_Directions_
Report every line of the records below that contains the word "Tadafalte".
—————
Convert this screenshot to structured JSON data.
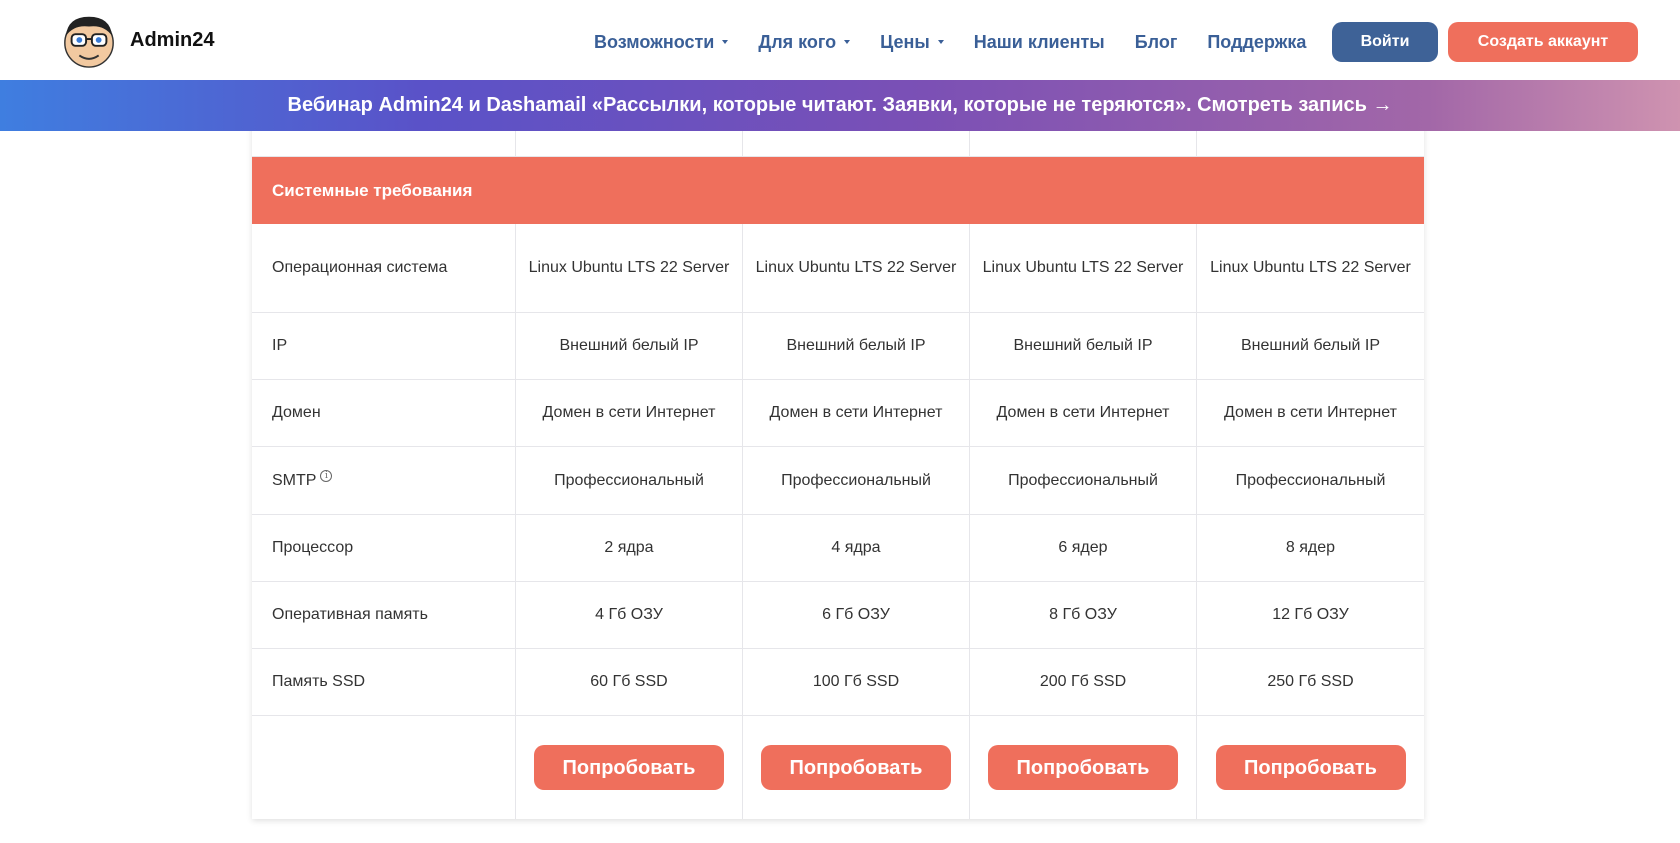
{
  "header": {
    "logo_text": "Admin24",
    "nav": [
      {
        "label": "Возможности",
        "has_dropdown": true
      },
      {
        "label": "Для кого",
        "has_dropdown": true
      },
      {
        "label": "Цены",
        "has_dropdown": true
      },
      {
        "label": "Наши клиенты",
        "has_dropdown": false
      },
      {
        "label": "Блог",
        "has_dropdown": false
      },
      {
        "label": "Поддержка",
        "has_dropdown": false
      }
    ],
    "login_label": "Войти",
    "signup_label": "Создать аккаунт"
  },
  "banner": {
    "text": "Вебинар Admin24 и Dashamail «Рассылки, которые читают. Заявки, которые не теряются». Смотреть запись →"
  },
  "table": {
    "section_title": "Системные требования",
    "rows": [
      {
        "label": "Операционная система",
        "values": [
          "Linux Ubuntu LTS 22 Server",
          "Linux Ubuntu LTS 22 Server",
          "Linux Ubuntu LTS 22 Server",
          "Linux Ubuntu LTS 22 Server"
        ]
      },
      {
        "label": "IP",
        "values": [
          "Внешний белый IP",
          "Внешний белый IP",
          "Внешний белый IP",
          "Внешний белый IP"
        ]
      },
      {
        "label": "Домен",
        "values": [
          "Домен в сети Интернет",
          "Домен в сети Интернет",
          "Домен в сети Интернет",
          "Домен в сети Интернет"
        ]
      },
      {
        "label": "SMTP",
        "values": [
          "Профессиональный",
          "Профессиональный",
          "Профессиональный",
          "Профессиональный"
        ]
      },
      {
        "label": "Процессор",
        "values": [
          "2 ядра",
          "4 ядра",
          "6 ядер",
          "8 ядер"
        ]
      },
      {
        "label": "Оперативная память",
        "values": [
          "4 Гб ОЗУ",
          "6 Гб ОЗУ",
          "8 Гб ОЗУ",
          "12 Гб ОЗУ"
        ]
      },
      {
        "label": "Память SSD",
        "values": [
          "60 Гб SSD",
          "100 Гб SSD",
          "200 Гб SSD",
          "250 Гб SSD"
        ]
      }
    ],
    "try_label": "Попробовать"
  },
  "colors": {
    "accent": "#ef6f5c",
    "primary": "#3e6297",
    "nav_text": "#3a5f97"
  },
  "icons": {
    "smtp_info": "info-icon"
  }
}
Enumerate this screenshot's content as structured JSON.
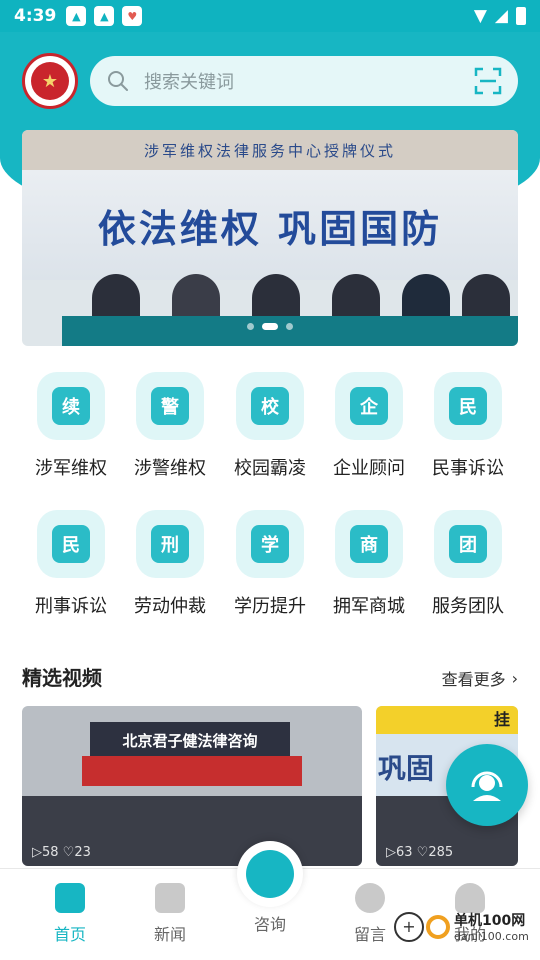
{
  "status_bar": {
    "time": "4:39"
  },
  "search": {
    "placeholder": "搜索关键词"
  },
  "banner": {
    "top_text": "涉军维权法律服务中心授牌仪式",
    "headline": "依法维权 巩固国防",
    "dots": 3,
    "active_dot": 1
  },
  "services": [
    {
      "label": "涉军维权",
      "glyph": "续",
      "icon": "military-rights-icon"
    },
    {
      "label": "涉警维权",
      "glyph": "警",
      "icon": "police-car-icon"
    },
    {
      "label": "校园霸凌",
      "glyph": "校",
      "icon": "student-icon"
    },
    {
      "label": "企业顾问",
      "glyph": "企",
      "icon": "enterprise-book-icon"
    },
    {
      "label": "民事诉讼",
      "glyph": "民",
      "icon": "civil-book-icon"
    },
    {
      "label": "刑事诉讼",
      "glyph": "民",
      "icon": "criminal-case-icon"
    },
    {
      "label": "劳动仲裁",
      "glyph": "刑",
      "icon": "labor-arbitration-icon"
    },
    {
      "label": "学历提升",
      "glyph": "学",
      "icon": "education-house-icon"
    },
    {
      "label": "拥军商城",
      "glyph": "商",
      "icon": "mall-document-icon"
    },
    {
      "label": "服务团队",
      "glyph": "团",
      "icon": "service-team-icon"
    }
  ],
  "videos_section": {
    "title": "精选视频",
    "more_label": "查看更多"
  },
  "videos": [
    {
      "sign": "北京君子健法律咨询",
      "stat": "▷58 ♡23"
    },
    {
      "top": "挂",
      "stat": "▷63 ♡285"
    }
  ],
  "tabbar": {
    "items": [
      {
        "label": "首页",
        "active": true
      },
      {
        "label": "新闻",
        "active": false
      },
      {
        "label": "咨询",
        "active": false
      },
      {
        "label": "留言",
        "active": false
      },
      {
        "label": "我的",
        "active": false
      }
    ]
  },
  "watermark": {
    "name": "单机100网",
    "url": "danji100.com"
  },
  "colors": {
    "accent": "#17b6c3",
    "tile_bg": "#dff6f7"
  }
}
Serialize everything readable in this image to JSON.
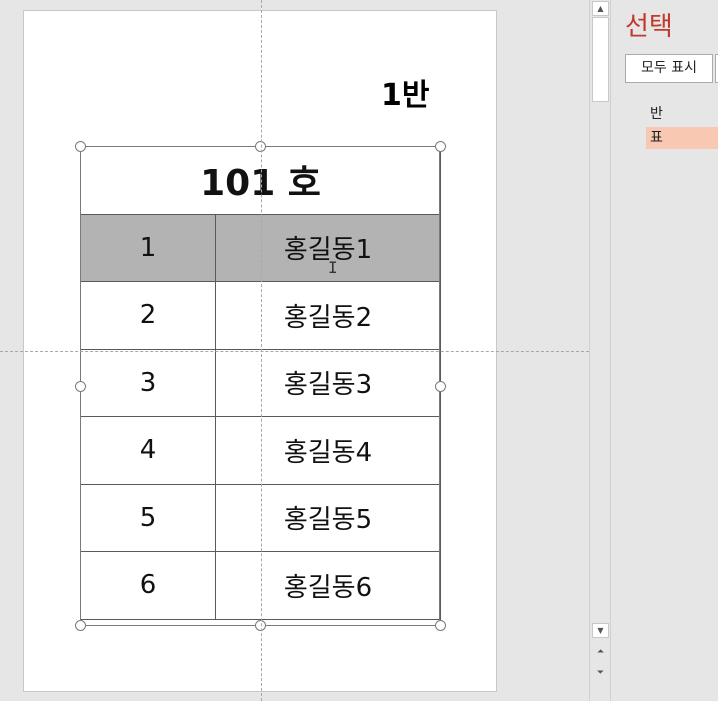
{
  "slide": {
    "class_label": "1반",
    "table": {
      "title": "101 호",
      "rows": [
        {
          "num": "1",
          "name": "홍길동1",
          "selected": true
        },
        {
          "num": "2",
          "name": "홍길동2"
        },
        {
          "num": "3",
          "name": "홍길동3"
        },
        {
          "num": "4",
          "name": "홍길동4"
        },
        {
          "num": "5",
          "name": "홍길동5"
        },
        {
          "num": "6",
          "name": "홍길동6"
        }
      ]
    }
  },
  "selection_pane": {
    "title": "선택",
    "show_all_label": "모두 표시",
    "items": [
      {
        "label": "반",
        "active": false
      },
      {
        "label": "표",
        "active": true
      }
    ]
  },
  "icons": {
    "scroll_up": "triangle-up-icon",
    "scroll_down": "triangle-down-icon",
    "prev_slide": "double-chevron-up-icon",
    "next_slide": "double-chevron-down-icon",
    "text_cursor": "i-beam-cursor-icon"
  },
  "colors": {
    "pane_title": "#c0392b",
    "selected_row": "#b3b3b3",
    "active_item": "#f8c8b3"
  }
}
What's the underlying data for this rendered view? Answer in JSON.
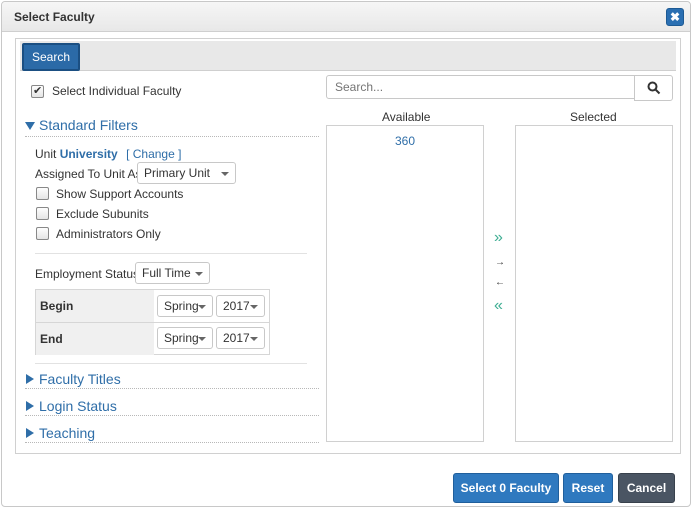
{
  "dialog": {
    "title": "Select Faculty",
    "close": "✖"
  },
  "tabs": [
    {
      "label": "Search"
    }
  ],
  "filters": {
    "select_individual": "Select Individual Faculty",
    "standard_filters": "Standard Filters",
    "unit_label": "Unit",
    "unit_value": "University",
    "change_link": "[ Change ]",
    "assigned_label": "Assigned To Unit As",
    "assigned_value": "Primary Unit",
    "show_support": "Show Support Accounts",
    "exclude_subunits": "Exclude Subunits",
    "admins_only": "Administrators Only",
    "employment_label": "Employment Status",
    "employment_value": "Full Time",
    "begin_label": "Begin",
    "end_label": "End",
    "begin_term": "Spring",
    "begin_year": "2017",
    "end_term": "Spring",
    "end_year": "2017",
    "faculty_titles": "Faculty Titles",
    "login_status": "Login Status",
    "teaching": "Teaching"
  },
  "search": {
    "placeholder": "Search..."
  },
  "lists": {
    "available_header": "Available",
    "selected_header": "Selected",
    "available_items": [
      "360"
    ]
  },
  "transfer": {
    "add_all": "»",
    "add_one": "→",
    "remove_one": "←",
    "remove_all": "«"
  },
  "footer": {
    "select_button": "Select 0 Faculty",
    "reset_button": "Reset",
    "cancel_button": "Cancel"
  }
}
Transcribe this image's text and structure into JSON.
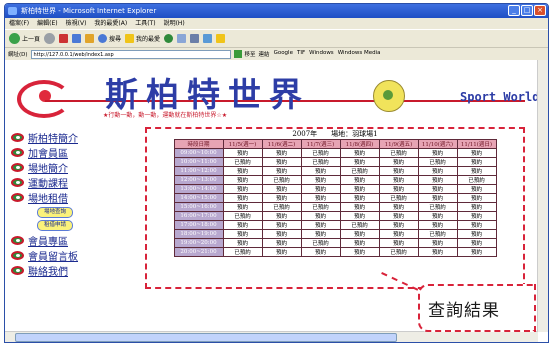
{
  "window": {
    "title": "斯柏特世界 - Microsoft Internet Explorer",
    "controls": [
      "_",
      "□",
      "×"
    ]
  },
  "menu": [
    "檔案(F)",
    "編輯(E)",
    "檢視(V)",
    "我的最愛(A)",
    "工具(T)",
    "說明(H)"
  ],
  "toolbar": {
    "back": "上一頁",
    "search": "搜尋",
    "favorites": "我的最愛"
  },
  "address": {
    "label": "網址(D)",
    "url": "http://127.0.0.1/web/index1.asp",
    "go": "移至",
    "links": [
      "連結",
      "Google",
      "TIF",
      "Windows",
      "Windows Media"
    ]
  },
  "banner": {
    "title": "斯柏特世界",
    "subtitle": "Sport World",
    "slogan": "★行動一動，動一動，運動就在斯柏特世界☆★"
  },
  "sidebar": {
    "items": [
      {
        "label": "斯柏特簡介"
      },
      {
        "label": "加會員區"
      },
      {
        "label": "場地簡介"
      },
      {
        "label": "運動課程"
      },
      {
        "label": "場地租借"
      }
    ],
    "sub_buttons": [
      "場地查詢",
      "租借申請"
    ],
    "items2": [
      {
        "label": "會員專區"
      },
      {
        "label": "會員留言板"
      },
      {
        "label": "聯絡我們"
      }
    ]
  },
  "results": {
    "caption": "2007年　　場地：羽球場1",
    "headers": [
      "時段日期",
      "11/5(週一)",
      "11/6(週二)",
      "11/7(週三)",
      "11/8(週四)",
      "11/9(週五)",
      "11/10(週六)",
      "11/11(週日)"
    ],
    "rows": [
      {
        "time": "09:00~10:00",
        "cells": [
          "預約",
          "預約",
          "已預約",
          "預約",
          "已預約",
          "預約",
          "預約"
        ]
      },
      {
        "time": "10:00~11:00",
        "cells": [
          "已預約",
          "預約",
          "已預約",
          "預約",
          "預約",
          "已預約",
          "預約"
        ]
      },
      {
        "time": "11:00~12:00",
        "cells": [
          "預約",
          "預約",
          "預約",
          "已預約",
          "預約",
          "預約",
          "預約"
        ]
      },
      {
        "time": "12:00~13:00",
        "cells": [
          "預約",
          "已預約",
          "預約",
          "預約",
          "預約",
          "預約",
          "已預約"
        ]
      },
      {
        "time": "13:00~14:00",
        "cells": [
          "預約",
          "預約",
          "預約",
          "預約",
          "預約",
          "預約",
          "預約"
        ]
      },
      {
        "time": "14:00~15:00",
        "cells": [
          "預約",
          "預約",
          "預約",
          "預約",
          "已預約",
          "預約",
          "預約"
        ]
      },
      {
        "time": "15:00~16:00",
        "cells": [
          "預約",
          "已預約",
          "已預約",
          "預約",
          "預約",
          "已預約",
          "預約"
        ]
      },
      {
        "time": "16:00~17:00",
        "cells": [
          "已預約",
          "預約",
          "預約",
          "預約",
          "預約",
          "預約",
          "預約"
        ]
      },
      {
        "time": "17:00~18:00",
        "cells": [
          "預約",
          "預約",
          "預約",
          "已預約",
          "預約",
          "預約",
          "預約"
        ]
      },
      {
        "time": "18:00~19:00",
        "cells": [
          "預約",
          "預約",
          "預約",
          "預約",
          "預約",
          "已預約",
          "預約"
        ]
      },
      {
        "time": "19:00~20:00",
        "cells": [
          "預約",
          "預約",
          "已預約",
          "預約",
          "預約",
          "預約",
          "預約"
        ]
      },
      {
        "time": "20:00~21:00",
        "cells": [
          "已預約",
          "預約",
          "預約",
          "預約",
          "已預約",
          "預約",
          "預約"
        ]
      }
    ]
  },
  "callout": {
    "text": "查詢結果"
  }
}
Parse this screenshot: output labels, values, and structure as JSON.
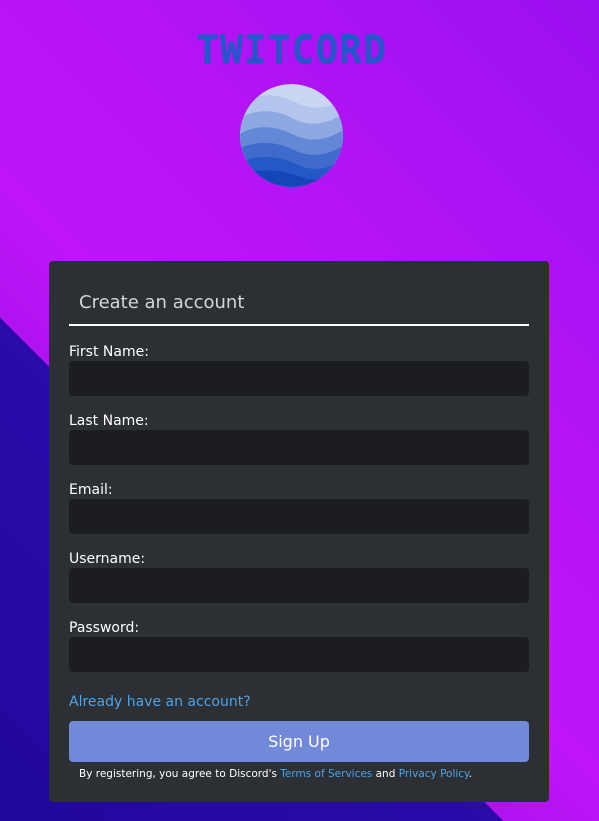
{
  "brand": {
    "name": "TWITCORD"
  },
  "colors": {
    "background_purple": "#bf15f8",
    "background_dark": "#22089c",
    "card": "#2c2f33",
    "input": "#1c1d20",
    "button": "#7289da",
    "link": "#4fa3e8",
    "brand_text": "#2457c9"
  },
  "logo": {
    "icon": "wave-globe-icon"
  },
  "form": {
    "title": "Create an account",
    "fields": [
      {
        "label": "First Name:",
        "value": "",
        "placeholder": ""
      },
      {
        "label": "Last Name:",
        "value": "",
        "placeholder": ""
      },
      {
        "label": "Email:",
        "value": "",
        "placeholder": ""
      },
      {
        "label": "Username:",
        "value": "",
        "placeholder": ""
      },
      {
        "label": "Password:",
        "value": "",
        "placeholder": ""
      }
    ],
    "login_link": "Already have an account?",
    "submit_label": "Sign Up",
    "legal": {
      "prefix": "By registering, you agree to Discord's ",
      "terms": "Terms of Services",
      "middle": " and ",
      "privacy": "Privacy Policy",
      "suffix": "."
    }
  }
}
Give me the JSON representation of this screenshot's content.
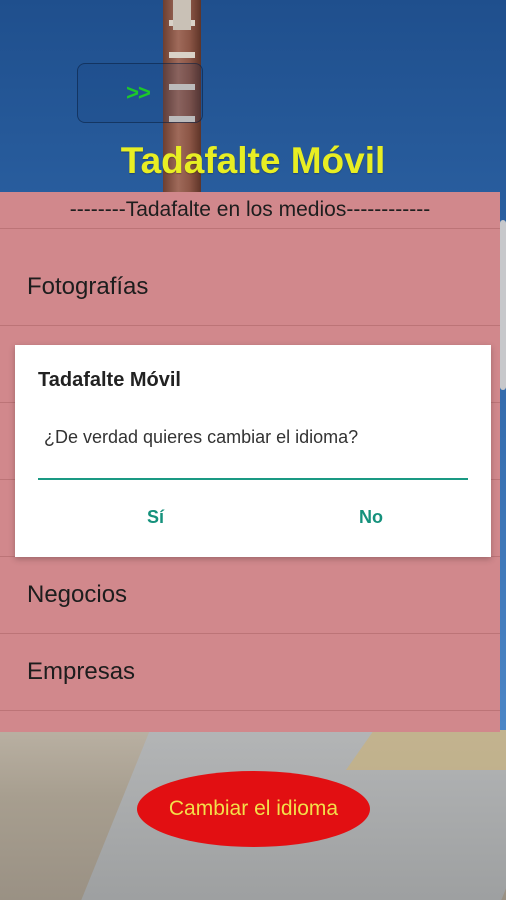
{
  "header": {
    "nav_arrow_label": ">>",
    "title": "Tadafalte Móvil"
  },
  "list": {
    "section_header": "--------Tadafalte en los medios------------",
    "items": [
      {
        "label": "Fotografías"
      },
      {
        "label": ""
      },
      {
        "label": ""
      },
      {
        "label": ""
      },
      {
        "label": "Negocios"
      },
      {
        "label": "Empresas"
      }
    ]
  },
  "dialog": {
    "title": "Tadafalte Móvil",
    "message": "¿De verdad quieres cambiar el idioma?",
    "yes_label": "Sí",
    "no_label": "No"
  },
  "footer": {
    "change_language_label": "Cambiar el idioma"
  },
  "colors": {
    "title_yellow": "#e8ee23",
    "arrow_green": "#1cc92a",
    "panel_pink": "#d1888c",
    "dialog_accent": "#15917c",
    "button_red": "#e20f12",
    "button_text": "#f3df4a"
  }
}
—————
_Written solution_
    "title": "Tadafalte Móvil"
    "section_header": "--------Tadafalte en los medios------------",
    "title": "Tadafalte Móvil",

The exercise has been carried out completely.